With 1,600kms of reef and 8,000 km² of coral formations, New Caledonia is surrounded by the largest lagoon in the world. The South Province has established Marine Protected Areas (MPA) in the aim of preserving the biodiversity of habitats and of encouraging the repopulation of the unprotected surround areas. Since being set up, they have helped lead to the doubling in the number of fish species found around the protected areas. The MPA extend from Bourail to the Sarcelle Channel, i.e. 44,300 hectares of monitored areas of lagoon.
Near Noumea, the islets of Larégnère and Signal are nature reserves which are open to the public but are regulated. It is forbidden to:
- hunt, fish, collect or take samples of any element or parts of the flora, fauna, minerals, fossils, etc.
- disturb the animals.
- introduce any plant or animal species there (especially dogs).
- dump or discharge any waste or toxic products.
- light fires other than within the special areas provided for that purpose, etc.
To know more
World Heritage Site

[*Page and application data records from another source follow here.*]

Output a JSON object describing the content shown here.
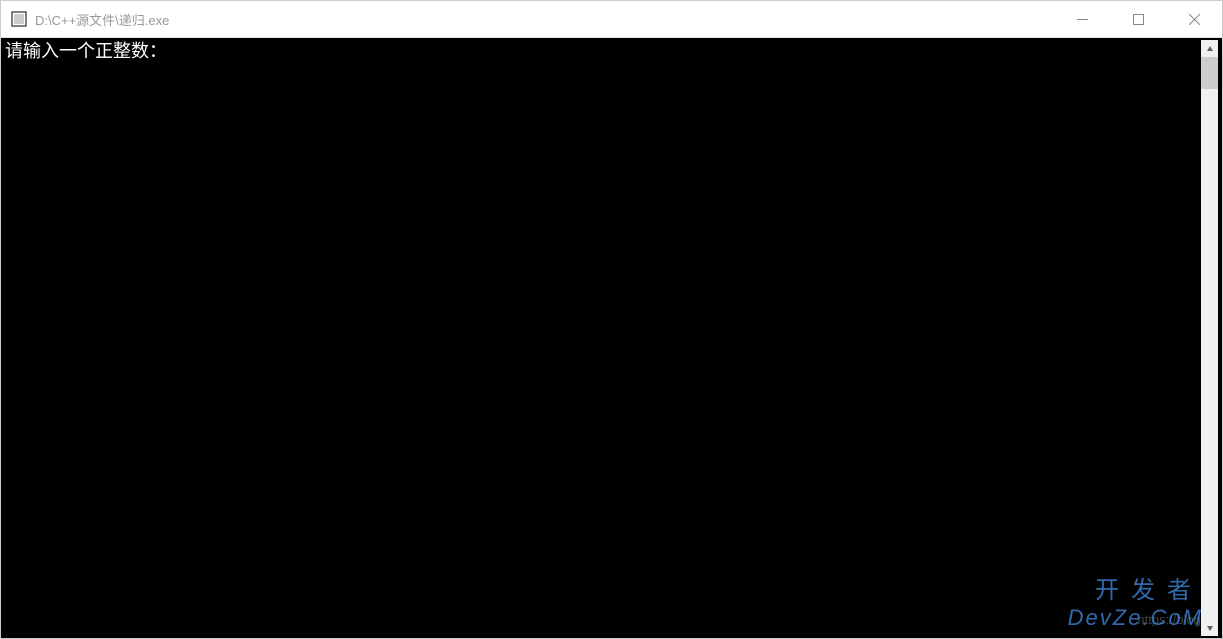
{
  "window": {
    "title": "D:\\C++源文件\\递归.exe"
  },
  "console": {
    "prompt": "请输入一个正整数："
  },
  "watermark": {
    "line1": "开发者",
    "line2": "DevZe.CoM",
    "url": "https://blog"
  }
}
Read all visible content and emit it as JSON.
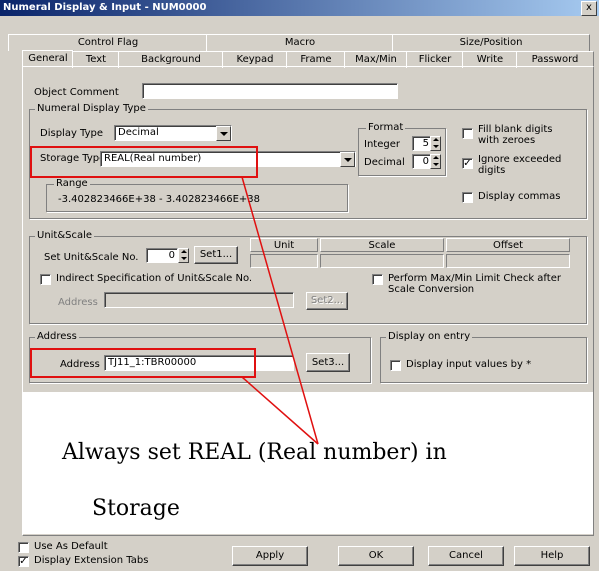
{
  "window": {
    "title": "Numeral Display & Input - NUM0000",
    "close_label": "x"
  },
  "tabs_top": [
    {
      "label": "Control Flag"
    },
    {
      "label": "Macro"
    },
    {
      "label": "Size/Position"
    }
  ],
  "tabs_bottom": [
    {
      "label": "General"
    },
    {
      "label": "Text"
    },
    {
      "label": "Background"
    },
    {
      "label": "Keypad"
    },
    {
      "label": "Frame"
    },
    {
      "label": "Max/Min"
    },
    {
      "label": "Flicker"
    },
    {
      "label": "Write"
    },
    {
      "label": "Password"
    }
  ],
  "object_comment": {
    "label": "Object Comment",
    "value": ""
  },
  "numeral_display_type": {
    "legend": "Numeral Display Type",
    "display_type_label": "Display Type",
    "display_type_value": "Decimal",
    "storage_type_label": "Storage Type",
    "storage_type_value": "REAL(Real number)",
    "range_legend": "Range",
    "range_value": "-3.402823466E+38 - 3.402823466E+38"
  },
  "format": {
    "legend": "Format",
    "integer_label": "Integer",
    "integer_value": "5",
    "decimal_label": "Decimal",
    "decimal_value": "0"
  },
  "options": {
    "fill_blank_line1": "Fill blank digits",
    "fill_blank_line2": "with zeroes",
    "fill_blank_checked": false,
    "ignore_exceeded_line1": "Ignore exceeded",
    "ignore_exceeded_line2": "digits",
    "ignore_exceeded_checked": true,
    "display_commas_label": "Display commas",
    "display_commas_checked": false
  },
  "unit_scale": {
    "legend": "Unit&Scale",
    "set_no_label": "Set Unit&Scale No.",
    "set_no_value": "0",
    "set1_label": "Set1...",
    "col_unit": "Unit",
    "col_scale": "Scale",
    "col_offset": "Offset",
    "indirect_label": "Indirect Specification of Unit&Scale No.",
    "indirect_checked": false,
    "address_label": "Address",
    "set2_label": "Set2...",
    "limit_check_line1": "Perform Max/Min Limit Check after",
    "limit_check_line2": "Scale Conversion",
    "limit_check_checked": false
  },
  "address_group": {
    "legend": "Address",
    "address_label": "Address",
    "address_value": "TJ11_1:TBR00000",
    "set3_label": "Set3..."
  },
  "display_on_entry": {
    "legend": "Display on entry",
    "display_input_label": "Display input values by *",
    "display_input_checked": false
  },
  "annotation": {
    "line1": "Always set REAL (Real number) in",
    "line2": "Storage",
    "highlight_color": "#e01010"
  },
  "footer": {
    "use_as_default_label": "Use As Default",
    "use_as_default_checked": false,
    "display_ext_tabs_label": "Display Extension Tabs",
    "display_ext_tabs_checked": true,
    "apply_label": "Apply",
    "ok_label": "OK",
    "cancel_label": "Cancel",
    "help_label": "Help"
  }
}
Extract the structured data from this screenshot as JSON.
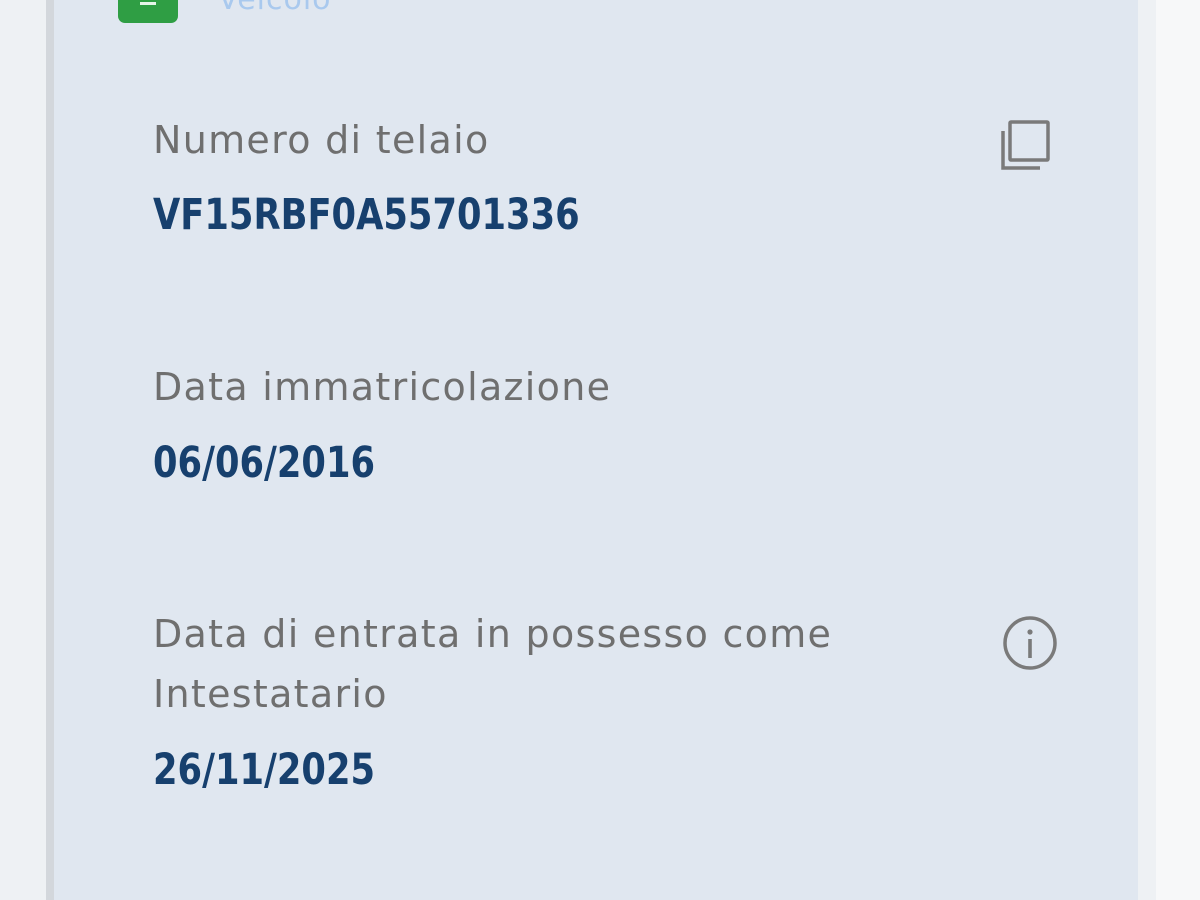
{
  "header": {
    "section_title": "Veicolo"
  },
  "fields": [
    {
      "label": "Numero di telaio",
      "value": "VF15RBF0A55701336",
      "action_icon": "copy-icon"
    },
    {
      "label": "Data immatricolazione",
      "value": "06/06/2016"
    },
    {
      "label_line1": "Data di entrata in possesso come",
      "label_line2": "Intestatario",
      "value": "26/11/2025",
      "action_icon": "info-icon"
    }
  ],
  "colors": {
    "card_background": "#e0e7f0",
    "label_text": "#6f6f6f",
    "value_text": "#17406e",
    "badge_green": "#2f9e44",
    "icon_gray": "#7a7a7a"
  }
}
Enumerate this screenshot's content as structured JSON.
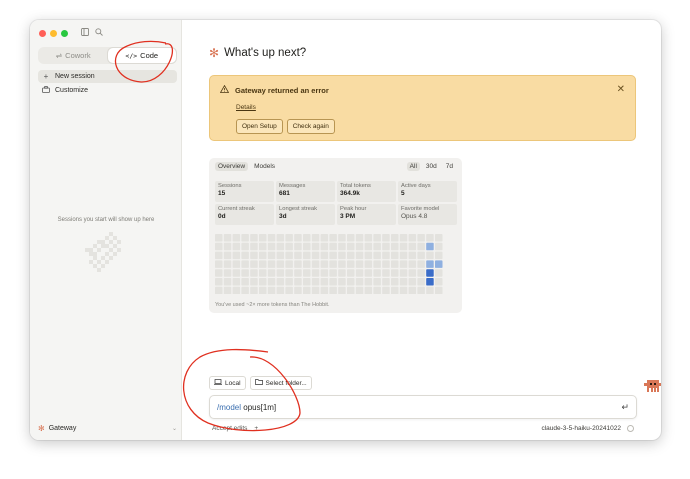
{
  "sidebar": {
    "modes": [
      {
        "label": "Cowork",
        "icon": "cowork-icon"
      },
      {
        "label": "Code",
        "icon": "code-icon"
      }
    ],
    "nav": [
      {
        "label": "New session",
        "icon": "plus-icon"
      },
      {
        "label": "Customize",
        "icon": "briefcase-icon"
      }
    ],
    "empty_text": "Sessions you start will show up here",
    "footer_label": "Gateway"
  },
  "main": {
    "heading": "What's up next?",
    "error": {
      "title": "Gateway returned an error",
      "details_label": "Details",
      "open_setup_label": "Open Setup",
      "check_again_label": "Check again"
    },
    "stats": {
      "tabs": [
        "Overview",
        "Models"
      ],
      "ranges": [
        "All",
        "30d",
        "7d"
      ],
      "cells": [
        {
          "label": "Sessions",
          "value": "15"
        },
        {
          "label": "Messages",
          "value": "681"
        },
        {
          "label": "Total tokens",
          "value": "364.9k"
        },
        {
          "label": "Active days",
          "value": "5"
        },
        {
          "label": "Current streak",
          "value": "0d"
        },
        {
          "label": "Longest streak",
          "value": "3d"
        },
        {
          "label": "Peak hour",
          "value": "3 PM"
        },
        {
          "label": "Favorite model",
          "value": "Opus 4.8"
        }
      ],
      "footnote": "You've used ~2× more tokens than The Hobbit."
    },
    "composer": {
      "local_label": "Local",
      "folder_label": "Select folder...",
      "command_slash": "/model",
      "command_arg": "opus[1m]",
      "accept_label": "Accept edits",
      "add_label": "+",
      "model_name": "claude-3-5-haiku-20241022"
    }
  },
  "colors": {
    "accent": "#d97757",
    "error_bg": "#f9dca3",
    "heat_light": "#8fb0e0",
    "heat_dark": "#3a6cc8",
    "annotation": "#e03020"
  }
}
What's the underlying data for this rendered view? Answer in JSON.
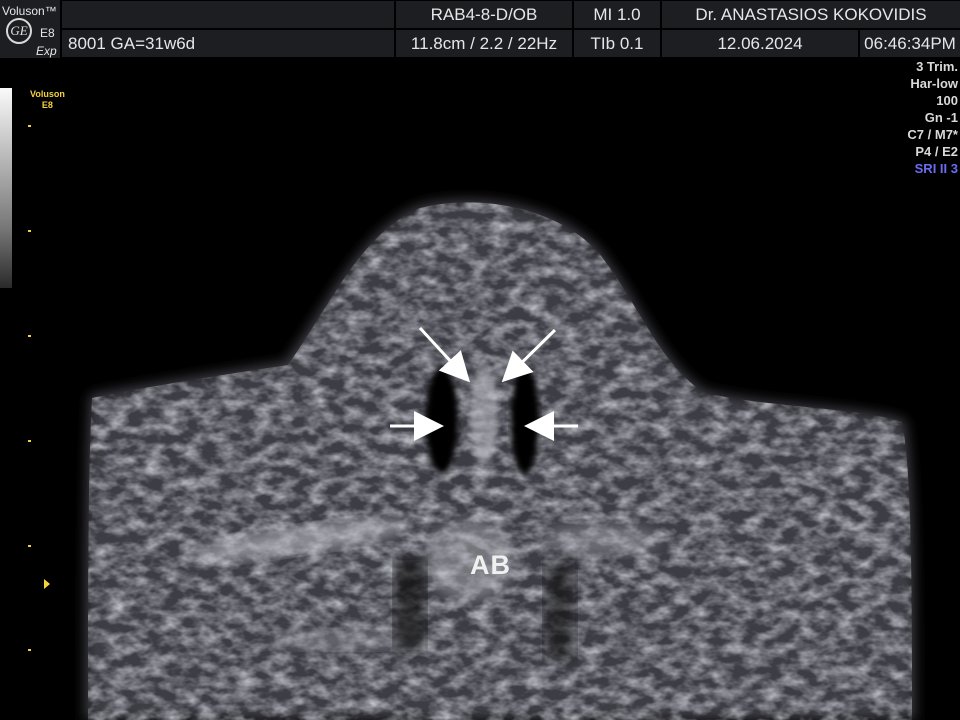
{
  "header": {
    "brand": "Voluson™",
    "logo_text": "GE",
    "model": "E8",
    "mode_tag": "Exp",
    "patient_info": "8001  GA=31w6d",
    "probe": "RAB4-8-D/OB",
    "mi": "MI  1.0",
    "physician": "Dr. ANASTASIOS KOKOVIDIS",
    "depth_freq": "11.8cm / 2.2 / 22Hz",
    "tib": "TIb  0.1",
    "date": "12.06.2024",
    "time": "06:46:34PM"
  },
  "params": {
    "trimester": "3 Trim.",
    "harmonic": "Har-low",
    "power": "100",
    "gain": "Gn  -1",
    "map": "C7 / M7*",
    "persistence": "P4 / E2",
    "sri": "SRI II 3"
  },
  "side_logo": {
    "line1": "Voluson",
    "line2": "E8"
  },
  "image": {
    "annotation": "AB"
  },
  "colors": {
    "accent_yellow": "#f4d23c",
    "sri_blue": "#6a6cf2",
    "header_bg": "#1c1e22"
  }
}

Since 8 July 2008, parts of New Caledonia’s lagoons, reefs and mangroves have been designated as a UNESCO World Heritage Sites. This serial site is made up of six marine clusters, including two in the South Province: the Grand Lagon Sud (Great Southern Lagoon) and the western coastal area, the Zone Côtière Ouest. They are surrounded by “buffer zones” on land and at sea, which are not part of the UNESCO inscribed site but which constitute areas for maintaining vigilance in order to improve preservation. Read more